▶ [Problem to work on]
The answer must be every line below that holds the word "this".

** Supplied data follows **

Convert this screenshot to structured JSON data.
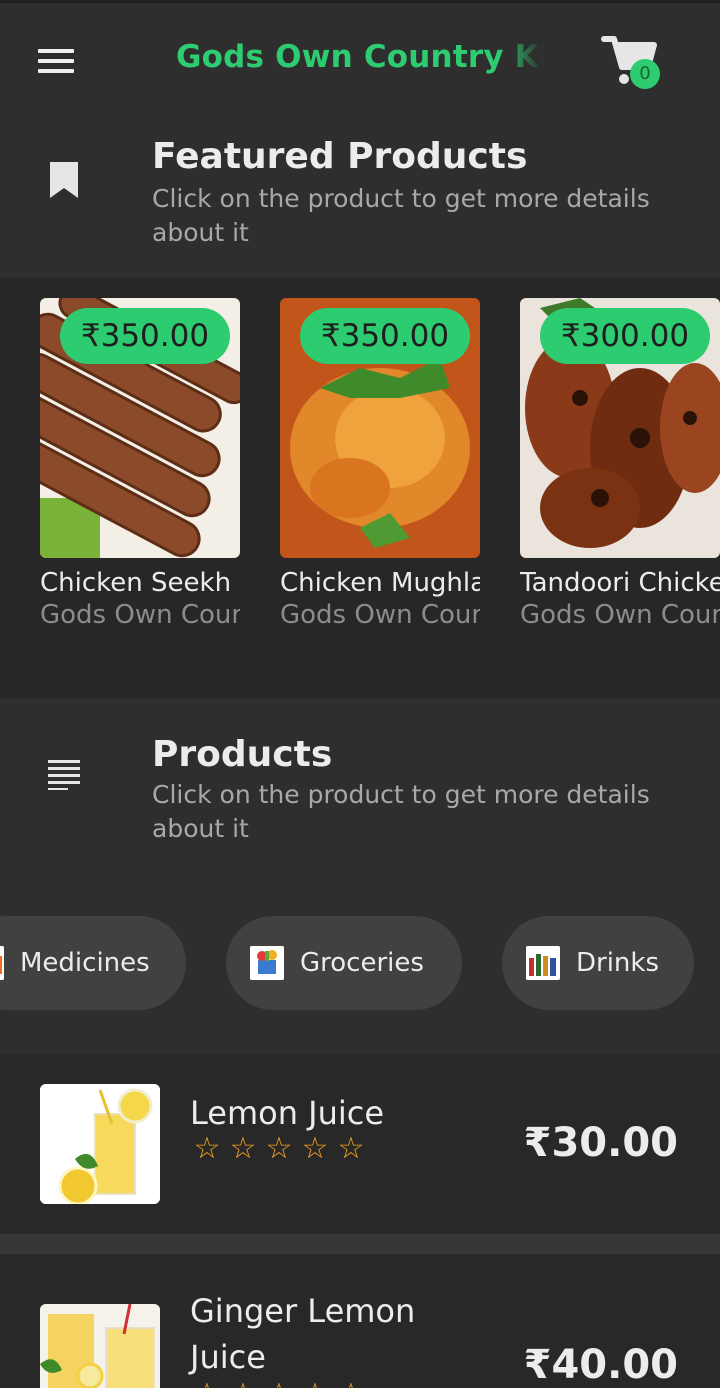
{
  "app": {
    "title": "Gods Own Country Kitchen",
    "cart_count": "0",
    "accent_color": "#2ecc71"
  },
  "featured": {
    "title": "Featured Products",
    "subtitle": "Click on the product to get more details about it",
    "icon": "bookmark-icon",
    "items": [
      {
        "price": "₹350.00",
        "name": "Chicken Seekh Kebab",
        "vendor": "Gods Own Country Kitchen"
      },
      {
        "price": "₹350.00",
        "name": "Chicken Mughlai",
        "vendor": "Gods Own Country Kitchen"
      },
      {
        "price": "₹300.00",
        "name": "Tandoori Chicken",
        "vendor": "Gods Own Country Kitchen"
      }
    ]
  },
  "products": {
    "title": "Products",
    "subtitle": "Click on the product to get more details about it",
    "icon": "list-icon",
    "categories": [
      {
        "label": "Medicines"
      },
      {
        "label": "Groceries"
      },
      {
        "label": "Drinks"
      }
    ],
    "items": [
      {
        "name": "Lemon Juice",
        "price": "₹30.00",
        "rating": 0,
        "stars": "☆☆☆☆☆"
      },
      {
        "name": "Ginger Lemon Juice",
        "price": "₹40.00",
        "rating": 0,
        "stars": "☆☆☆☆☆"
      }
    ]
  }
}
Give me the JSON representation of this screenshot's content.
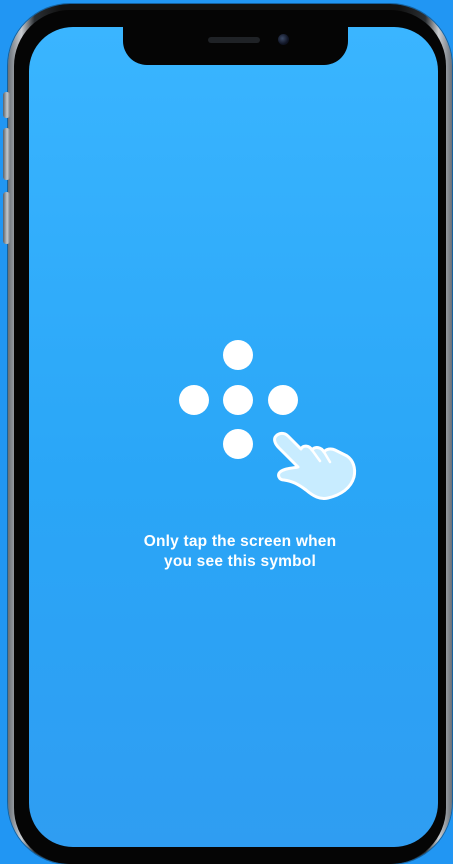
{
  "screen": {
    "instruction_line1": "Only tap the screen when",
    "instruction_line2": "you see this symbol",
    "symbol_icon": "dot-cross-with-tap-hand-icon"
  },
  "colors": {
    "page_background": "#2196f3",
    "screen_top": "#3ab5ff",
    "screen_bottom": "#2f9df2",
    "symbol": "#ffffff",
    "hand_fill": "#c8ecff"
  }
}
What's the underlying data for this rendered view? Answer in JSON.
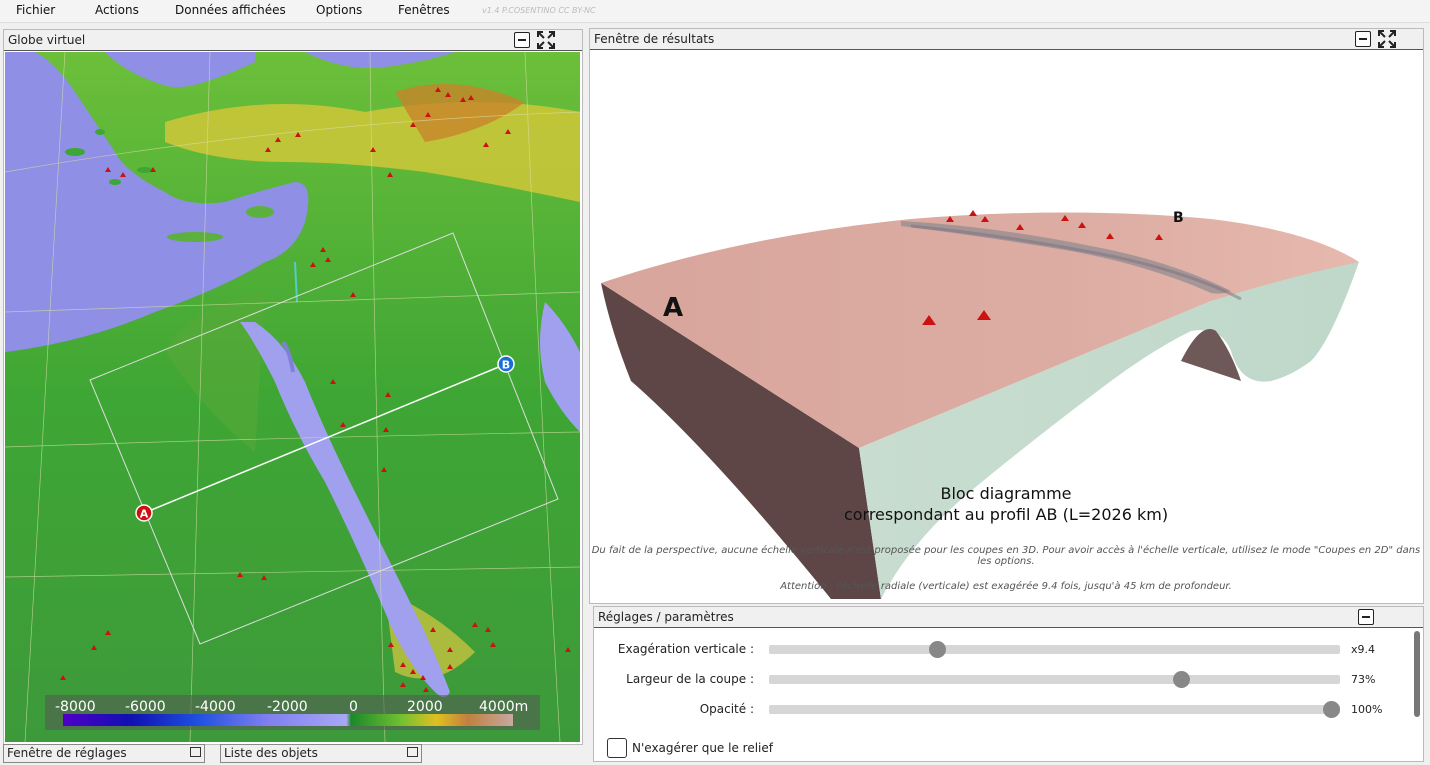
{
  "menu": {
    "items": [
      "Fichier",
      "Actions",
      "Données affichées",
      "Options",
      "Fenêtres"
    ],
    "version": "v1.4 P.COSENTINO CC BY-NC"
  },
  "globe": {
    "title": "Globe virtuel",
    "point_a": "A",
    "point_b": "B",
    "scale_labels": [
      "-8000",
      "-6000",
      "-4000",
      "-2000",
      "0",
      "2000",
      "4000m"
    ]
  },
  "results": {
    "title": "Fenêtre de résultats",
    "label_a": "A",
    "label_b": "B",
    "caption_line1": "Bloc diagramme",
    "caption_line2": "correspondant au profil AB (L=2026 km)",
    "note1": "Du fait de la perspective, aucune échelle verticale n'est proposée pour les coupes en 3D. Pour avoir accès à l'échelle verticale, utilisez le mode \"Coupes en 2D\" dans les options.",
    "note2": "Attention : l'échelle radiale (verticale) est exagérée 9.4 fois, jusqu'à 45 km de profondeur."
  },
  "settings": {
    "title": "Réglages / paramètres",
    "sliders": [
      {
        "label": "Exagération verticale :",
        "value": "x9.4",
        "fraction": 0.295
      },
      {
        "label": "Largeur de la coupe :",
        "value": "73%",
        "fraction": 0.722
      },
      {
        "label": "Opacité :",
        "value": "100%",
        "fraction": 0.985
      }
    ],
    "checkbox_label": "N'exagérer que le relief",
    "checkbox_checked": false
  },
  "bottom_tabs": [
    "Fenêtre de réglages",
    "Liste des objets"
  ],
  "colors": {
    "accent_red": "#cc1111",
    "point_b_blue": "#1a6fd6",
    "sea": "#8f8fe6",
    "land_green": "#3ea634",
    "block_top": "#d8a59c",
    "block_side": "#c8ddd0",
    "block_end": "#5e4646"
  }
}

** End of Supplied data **

▶ [Output of the exercise]
Convert this screenshot to structured JSON data.
Give me the JSON representation of this screenshot's content.
    "instruction_line2": "you see this symbol",
What's the underlying data for this rendered view? Answer in JSON.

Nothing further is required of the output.